A landowner with two grazing permits on U. S. Forest Service (USFS) requested mediation upon receipt of a letter from the Forest Service permanently canceling 25% of both permits. The permits were for both cattle and sheep and cancellation would have had a detrimental effect on the landowners operation.

The permit cancellation was initiated based upon issues that had occurred during previous grazing seasons. The permittee disputed these allegations. As is common in most mediation cases, there was also miscommunication between the parties prior to the mediation request and personality conflicts had arisen as well. The issues brought to mediation included fencing, time spent in each pasture within the allotment, and communication.

With the help of the mediator, the parties and their respective attorneys developed a lengthy mediation agreement. The agency agreed to suspend the 25% permanent cancellation. Instead, the suspension was placed in effect for only four years. This change enabled the permittee to keep some cattle and sheep on the allotment and plan for the future. The parties also agreed to an extensive fencing project to help keep cattle in the proper pastures and protect certain sensitive areas (mainly riparian). The permittee and the agency agreed to work together to ensure that the fencing is completed over the next few years. They also put agreed to meet twice a year to improve communication and help prevent future issues from arising.

In this case, the mediation process helped the permittee maintain his operation and helped the agency protect the national forest lands for future generations.

Grazing Settlement Reached Through Mediation Concerning Reduction in Grazing Privileges and Maintenance of Fences

A group of grazing allotment permittees were given notice that their grazing privileges were being reduced by 25% for two years. The situation had been pending for a few years and involved a number of issues such as fence maintenance, trespass of permitted AUM’s (Animal Unit Month’s), season of use, etc. The area is highly utilized by recreation users which resulted in gates being left open, fences cut or let down, and contributed to the problems for the permittees and the land management agency.

Mediation resulted in agreements being reached that called for a 10% reduction in either length of use or AUM #’s for one year. The parties also agreed to timelines for installation of new stretches of fence and maintenance of existing fences and agreed to keep communication lines open between all of the parties. The mediation agreement also called for a 25% reduction in either length of use or AUM #’s if the agreement was not complied with. This would be effective for the following grazing season. Both entities agreed to work closer together to try and address the abuses from recreation users.

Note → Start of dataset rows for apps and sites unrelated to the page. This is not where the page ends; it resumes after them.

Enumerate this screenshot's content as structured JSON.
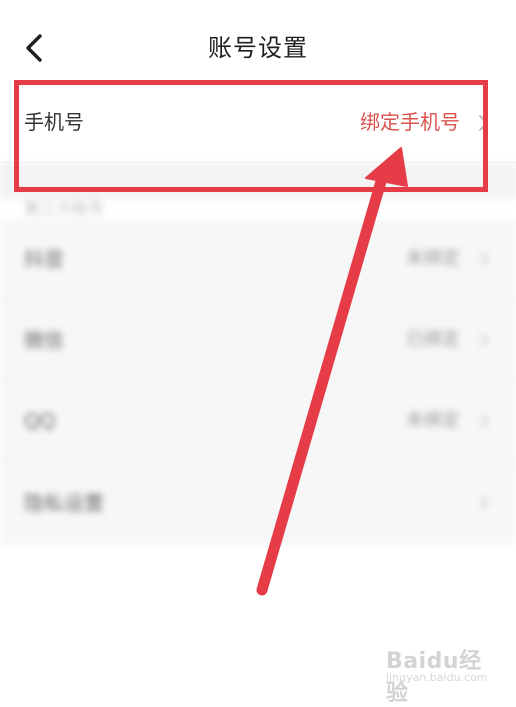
{
  "header": {
    "title": "账号设置",
    "back_icon": "chevron-left-icon"
  },
  "phone_row": {
    "label": "手机号",
    "value": "绑定手机号",
    "value_color": "#d9544f"
  },
  "blurred_section": {
    "group_header": "第三方账号",
    "rows": [
      {
        "label": "抖音",
        "value": "未绑定"
      },
      {
        "label": "微信",
        "value": "已绑定"
      },
      {
        "label": "QQ",
        "value": "未绑定"
      },
      {
        "label": "隐私设置",
        "value": ""
      }
    ]
  },
  "annotation": {
    "color": "#e53c48"
  },
  "watermark": {
    "brand": "Baidu经验",
    "url": "jingyan.baidu.com"
  }
}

Farm Saved After Producer and NRCS Reach Mediated Settlement Over EQUIP Contract

A producer had applied for and was awarded an EQIP contract to install and implement conservation practices on a cost share basis. However, over a short period of time, the cost of materials needed more than doubled and this elderly farmer did not have the financial resources to complete the practices at the higher prices. Therefore, the producer requested termination of his EQIP contract at which time NRCS requested a refund of cost-share payments and recovery of administrative and technical services costs.

During mediation, the parties discussed the practices that had been completed and discovered that 5 conservation practices had been completed as per the EQIP contract and that it was not economically feasible for the producer to complete the other projects at this time given the dramatic increase in the cost of materials. As a result of this discussion, the parties agreed that the previously incurred cost share had been used appropriately. Also, it was agreed that most of the administrative and technical costs were incurred for the practices already completed. Therefore, the producer was allowed to terminate his contract and satisfy the appropriate recovery costs without having to liquidate his farm.